[Element data from apps and pages]
################

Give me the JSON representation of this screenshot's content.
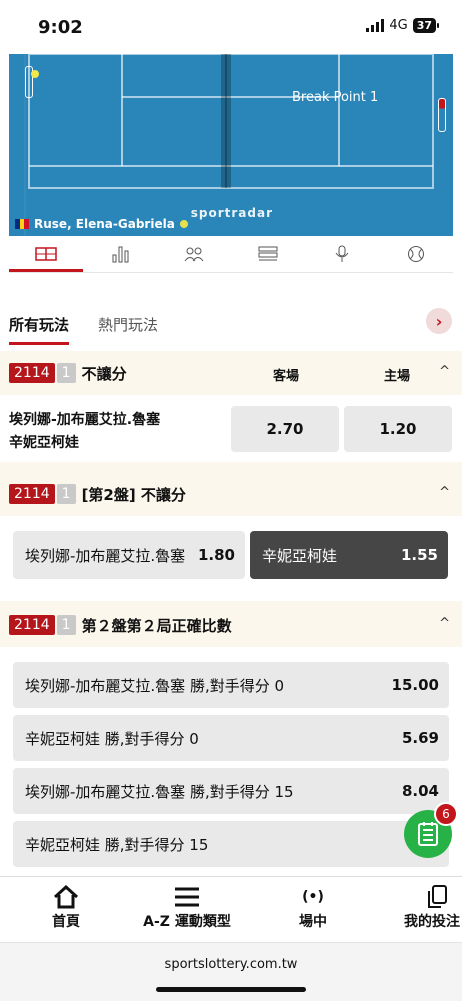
{
  "status": {
    "time": "9:02",
    "network": "4G",
    "battery": "37"
  },
  "scoreboard": {
    "event": "Break Point 1",
    "player": "Ruse, Elena-Gabriela",
    "provider": "sportradar"
  },
  "tabs": [
    {
      "icon": "court-icon",
      "active": true
    },
    {
      "icon": "stats-icon"
    },
    {
      "icon": "players-icon"
    },
    {
      "icon": "list-icon"
    },
    {
      "icon": "microphone-icon"
    },
    {
      "icon": "tennis-ball-icon"
    }
  ],
  "market_tabs": {
    "all": "所有玩法",
    "hot": "熱門玩法"
  },
  "sections": [
    {
      "code": "2114",
      "num": "1",
      "title": "不讓分",
      "col_away": "客場",
      "col_home": "主場",
      "team1": "埃列娜-加布麗艾拉.魯塞",
      "team2": "辛妮亞柯娃",
      "odds_away": "2.70",
      "odds_home": "1.20"
    },
    {
      "code": "2114",
      "num": "1",
      "title": "[第2盤] 不讓分",
      "left_label": "埃列娜-加布麗艾拉.魯塞",
      "left_odd": "1.80",
      "right_label": "辛妮亞柯娃",
      "right_odd": "1.55"
    },
    {
      "code": "2114",
      "num": "1",
      "title": "第２盤第２局正確比數",
      "rows": [
        {
          "label": "埃列娜-加布麗艾拉.魯塞 勝,對手得分 0",
          "odd": "15.00"
        },
        {
          "label": "辛妮亞柯娃 勝,對手得分 0",
          "odd": "5.69"
        },
        {
          "label": "埃列娜-加布麗艾拉.魯塞 勝,對手得分 15",
          "odd": "8.04"
        },
        {
          "label": "辛妮亞柯娃 勝,對手得分 15",
          "odd": ""
        }
      ]
    }
  ],
  "betslip_count": "6",
  "bottom_nav": {
    "home": "首頁",
    "az": "A-Z 運動類型",
    "live": "場中",
    "mybets": "我的投注"
  },
  "url": "sportslottery.com.tw",
  "colors": {
    "accent": "#c3161c",
    "badge": "#b5161c",
    "court": "#2a86b9",
    "section_bg": "#fbf7ec",
    "fab": "#27b248"
  }
}
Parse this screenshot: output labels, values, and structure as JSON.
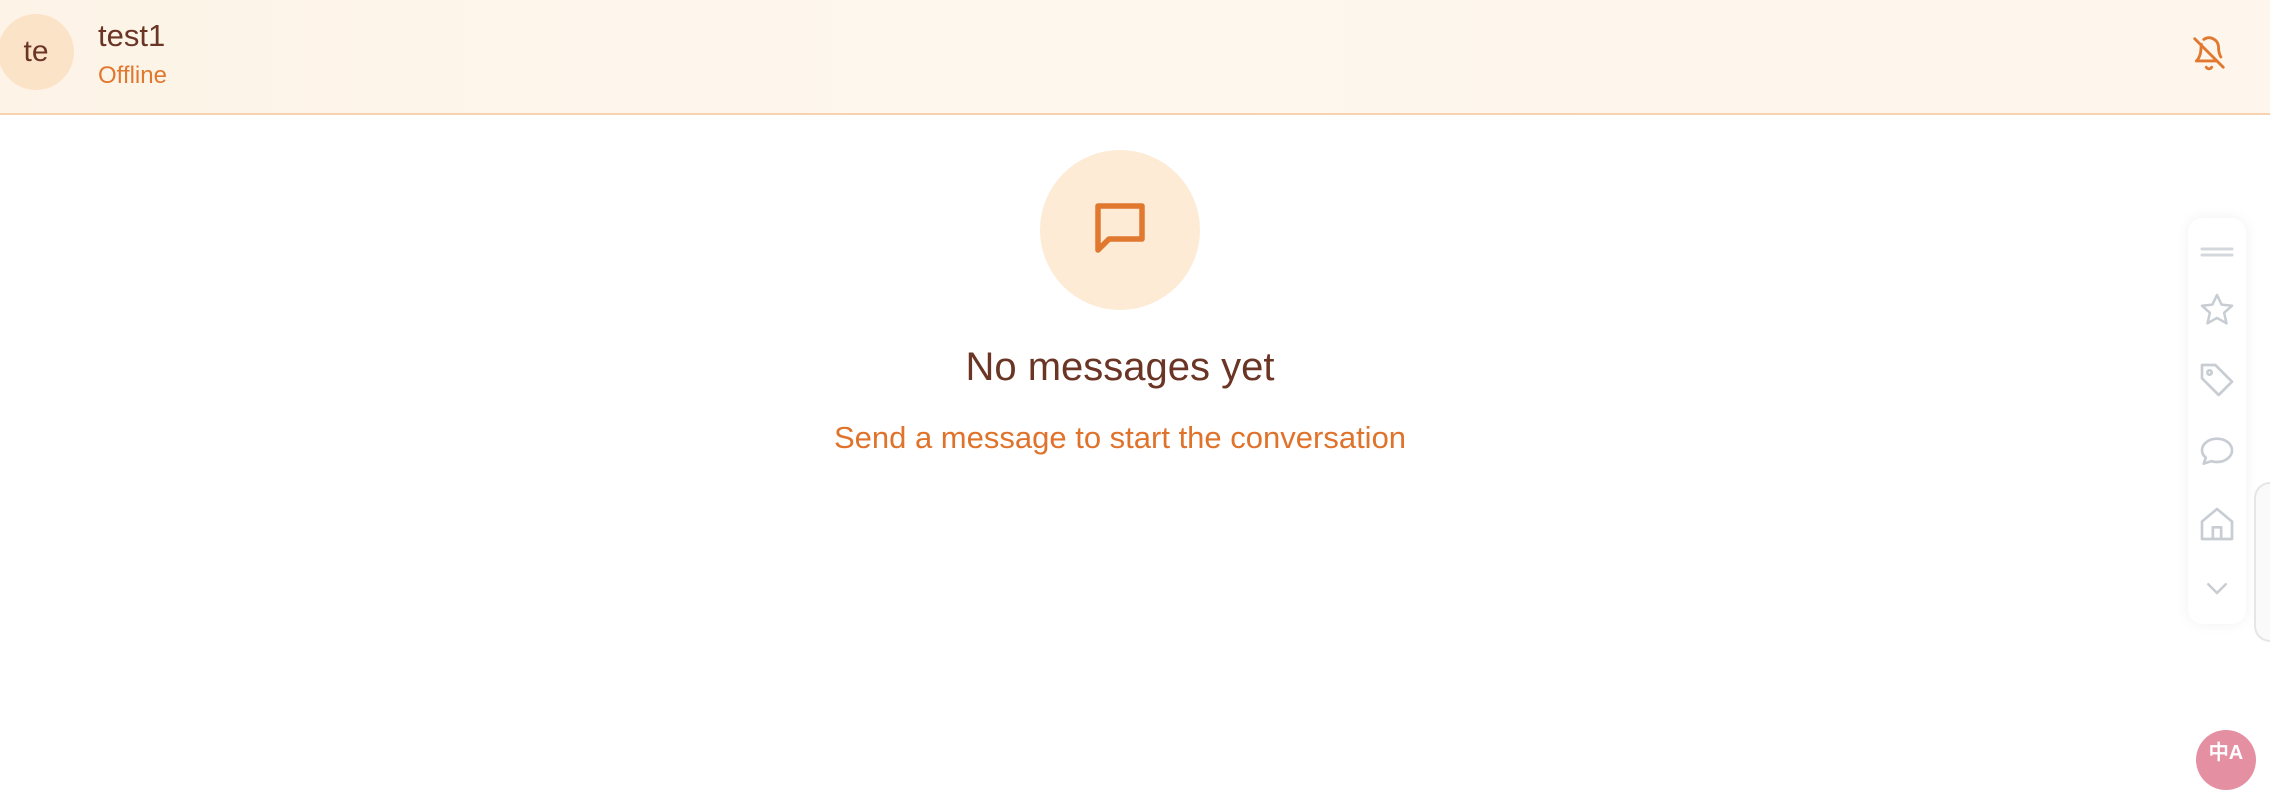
{
  "header": {
    "avatar_initials": "te",
    "contact_name": "test1",
    "status": "Offline",
    "mute_icon": "bell-off-icon"
  },
  "empty_state": {
    "icon": "message-square-icon",
    "title": "No messages yet",
    "subtitle": "Send a message to start the conversation"
  },
  "toolbar": {
    "items": [
      {
        "icon": "drag-handle-icon"
      },
      {
        "icon": "star-icon"
      },
      {
        "icon": "tag-icon"
      },
      {
        "icon": "chat-bubble-icon"
      },
      {
        "icon": "home-icon"
      },
      {
        "icon": "chevron-down-icon"
      }
    ]
  },
  "translate_badge": {
    "label": "中A"
  },
  "colors": {
    "accent": "#e0782f",
    "dark_text": "#6b3526",
    "header_bg": "#fdf3e7",
    "icon_circle_bg": "#fdebd6",
    "toolbar_icon": "#c8cdd3",
    "badge_pink": "#e58fa3"
  }
}
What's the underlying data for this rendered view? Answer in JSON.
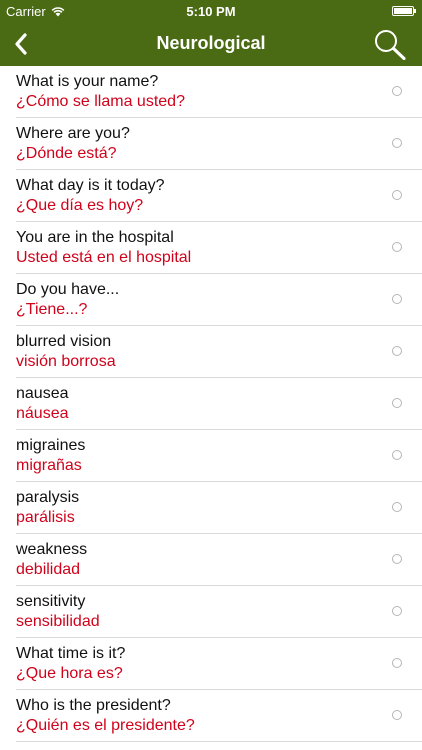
{
  "status_bar": {
    "carrier": "Carrier",
    "time": "5:10 PM"
  },
  "nav": {
    "title": "Neurological"
  },
  "phrases": [
    {
      "english": "What is your name?",
      "spanish": "¿Cómo se llama usted?"
    },
    {
      "english": "Where are you?",
      "spanish": "¿Dónde está?"
    },
    {
      "english": "What day is it today?",
      "spanish": "¿Que día es hoy?"
    },
    {
      "english": "You are in the hospital",
      "spanish": "Usted está en el hospital"
    },
    {
      "english": "Do you have...",
      "spanish": "¿Tiene...?"
    },
    {
      "english": "blurred vision",
      "spanish": "visión borrosa"
    },
    {
      "english": "nausea",
      "spanish": "náusea"
    },
    {
      "english": "migraines",
      "spanish": "migrañas"
    },
    {
      "english": "paralysis",
      "spanish": "parálisis"
    },
    {
      "english": "weakness",
      "spanish": "debilidad"
    },
    {
      "english": "sensitivity",
      "spanish": "sensibilidad"
    },
    {
      "english": "What time is it?",
      "spanish": "¿Que hora es?"
    },
    {
      "english": "Who is the president?",
      "spanish": "¿Quién es el presidente?"
    }
  ],
  "colors": {
    "nav_background": "#4a6a14",
    "spanish_text": "#d0021b"
  },
  "icons": {
    "back": "chevron-left-icon",
    "search": "magnifier-icon",
    "wifi": "wifi-icon",
    "battery": "battery-icon",
    "row_selector": "radio-circle-icon"
  }
}
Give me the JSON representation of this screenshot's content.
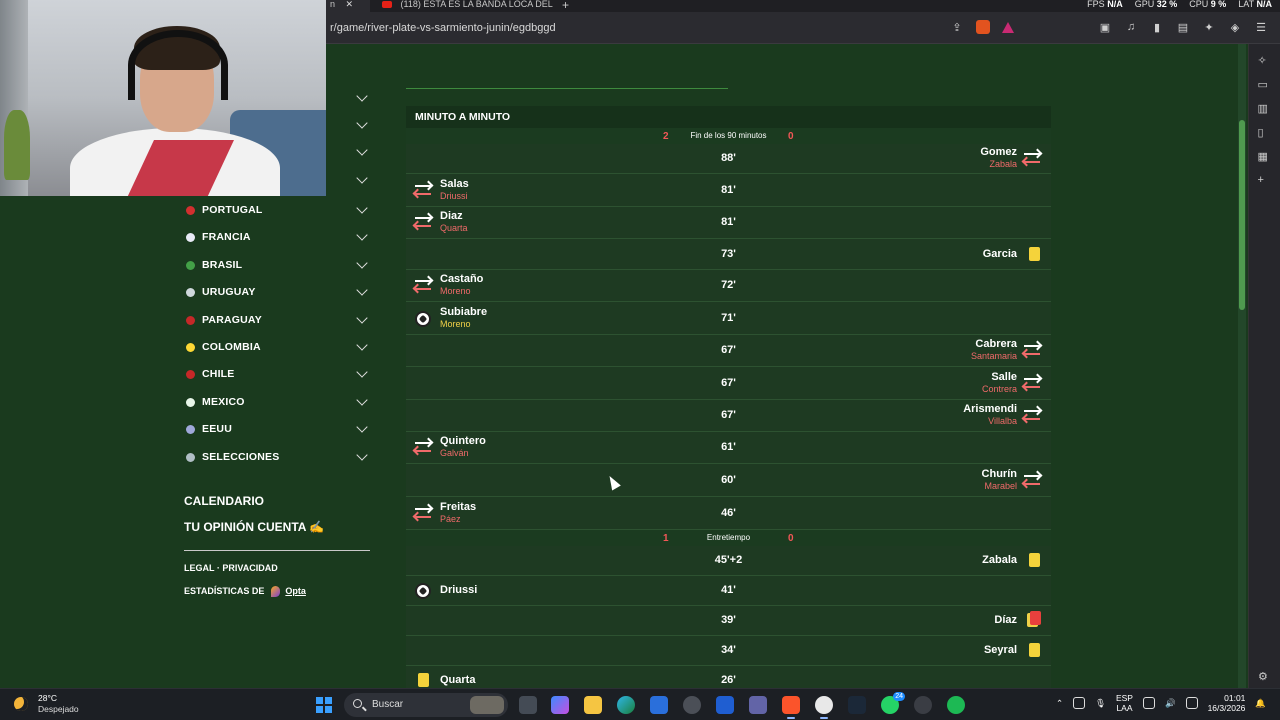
{
  "browser": {
    "tabs": [
      {
        "label": "n",
        "active": true
      },
      {
        "label": "(118) ESTA ES LA BANDA LOCA DEL",
        "active": false
      }
    ],
    "url": "r/game/river-plate-vs-sarmiento-junin/egdbggd",
    "stats": {
      "fps_label": "FPS",
      "fps_value": "N/A",
      "gpu_label": "GPU",
      "gpu_value": "32 %",
      "cpu_label": "CPU",
      "cpu_value": "9 %",
      "lat_label": "LAT",
      "lat_value": "N/A"
    }
  },
  "leftnav": {
    "countries": [
      {
        "label": "PORTUGAL",
        "flag_color": "#d32f2f"
      },
      {
        "label": "FRANCIA",
        "flag_color": "#e8eaf6"
      },
      {
        "label": "BRASIL",
        "flag_color": "#43a047"
      },
      {
        "label": "URUGUAY",
        "flag_color": "#cfd8dc"
      },
      {
        "label": "PARAGUAY",
        "flag_color": "#c62828"
      },
      {
        "label": "COLOMBIA",
        "flag_color": "#fdd835"
      },
      {
        "label": "CHILE",
        "flag_color": "#c62828"
      },
      {
        "label": "MEXICO",
        "flag_color": "#e8f5e9"
      },
      {
        "label": "EEUU",
        "flag_color": "#9fa8da"
      },
      {
        "label": "SELECCIONES",
        "flag_color": "#b0bec5"
      }
    ],
    "calendario": "CALENDARIO",
    "opinion": "TU OPINIÓN CUENTA ✍️",
    "legal": "LEGAL",
    "privacidad": "PRIVACIDAD",
    "stats_by": "ESTADÍSTICAS DE",
    "opta": "Opta"
  },
  "feed": {
    "title": "MINUTO A MINUTO",
    "final": {
      "home": "2",
      "label": "Fin de los 90 minutos",
      "away": "0"
    },
    "halftime": {
      "home": "1",
      "label": "Entretiempo",
      "away": "0"
    },
    "events_a": [
      {
        "min": "88'",
        "side": "away",
        "type": "sub",
        "player": "Gomez",
        "secondary": "Zabala"
      },
      {
        "min": "81'",
        "side": "home",
        "type": "sub",
        "player": "Salas",
        "secondary": "Driussi"
      },
      {
        "min": "81'",
        "side": "home",
        "type": "sub",
        "player": "Diaz",
        "secondary": "Quarta"
      },
      {
        "min": "73'",
        "side": "away",
        "type": "yellow",
        "player": "Garcia",
        "secondary": ""
      },
      {
        "min": "72'",
        "side": "home",
        "type": "sub",
        "player": "Castaño",
        "secondary": "Moreno"
      },
      {
        "min": "71'",
        "side": "home",
        "type": "goal",
        "player": "Subiabre",
        "secondary": "Moreno"
      },
      {
        "min": "67'",
        "side": "away",
        "type": "sub",
        "player": "Cabrera",
        "secondary": "Santamaria"
      },
      {
        "min": "67'",
        "side": "away",
        "type": "sub",
        "player": "Salle",
        "secondary": "Contrera"
      },
      {
        "min": "67'",
        "side": "away",
        "type": "sub",
        "player": "Arismendi",
        "secondary": "Villalba"
      },
      {
        "min": "61'",
        "side": "home",
        "type": "sub",
        "player": "Quintero",
        "secondary": "Galván"
      },
      {
        "min": "60'",
        "side": "away",
        "type": "sub",
        "player": "Churín",
        "secondary": "Marabel"
      },
      {
        "min": "46'",
        "side": "home",
        "type": "sub",
        "player": "Freitas",
        "secondary": "Páez"
      }
    ],
    "events_b": [
      {
        "min": "45'+2",
        "side": "away",
        "type": "yellow",
        "player": "Zabala",
        "secondary": ""
      },
      {
        "min": "41'",
        "side": "home",
        "type": "goal",
        "player": "Driussi",
        "secondary": ""
      },
      {
        "min": "39'",
        "side": "away",
        "type": "red",
        "player": "Díaz",
        "secondary": ""
      },
      {
        "min": "34'",
        "side": "away",
        "type": "yellow",
        "player": "Seyral",
        "secondary": ""
      },
      {
        "min": "26'",
        "side": "home",
        "type": "yellow",
        "player": "Quarta",
        "secondary": ""
      }
    ]
  },
  "taskbar": {
    "temp": "28°C",
    "weather": "Despejado",
    "search_placeholder": "Buscar",
    "lang": "ESP",
    "lang2": "LAA",
    "time": "01:01",
    "date": "16/3/2026",
    "whatsapp_badge": "24"
  },
  "colors": {
    "page_bg": "#1a3a1e",
    "event_row": "#1e3a22",
    "secondary_text": "#f06a6a",
    "yellow_card": "#f5d33b",
    "red_card": "#e8403d"
  }
}
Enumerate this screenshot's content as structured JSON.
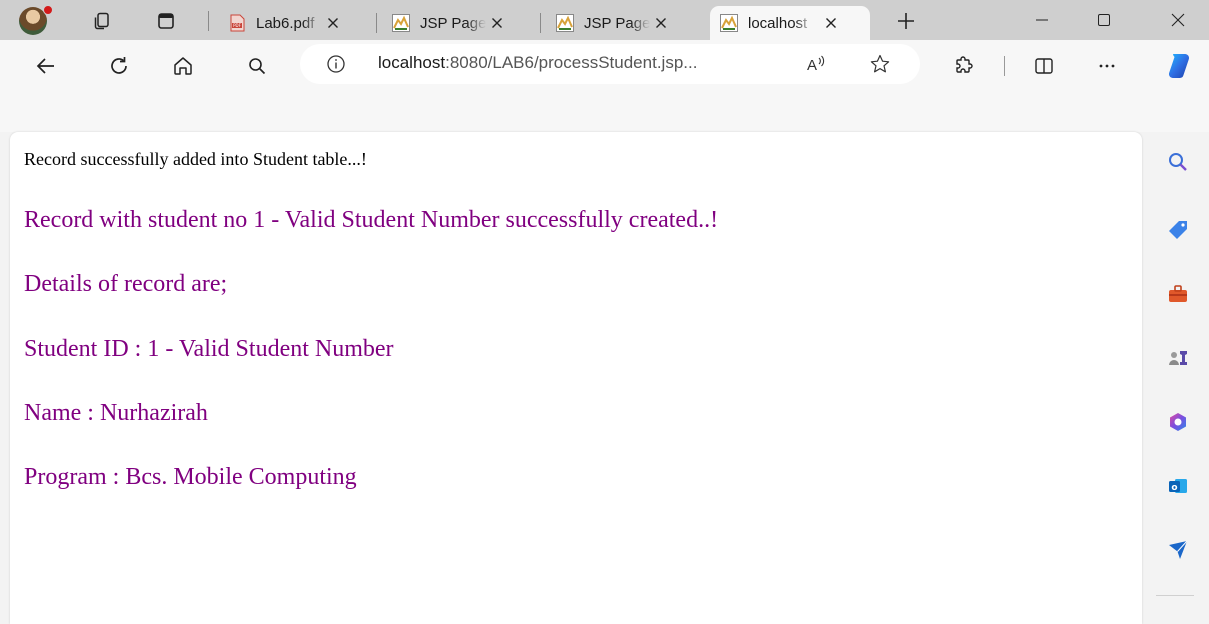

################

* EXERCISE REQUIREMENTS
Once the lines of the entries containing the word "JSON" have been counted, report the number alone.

* RESULT OF THE TASK
5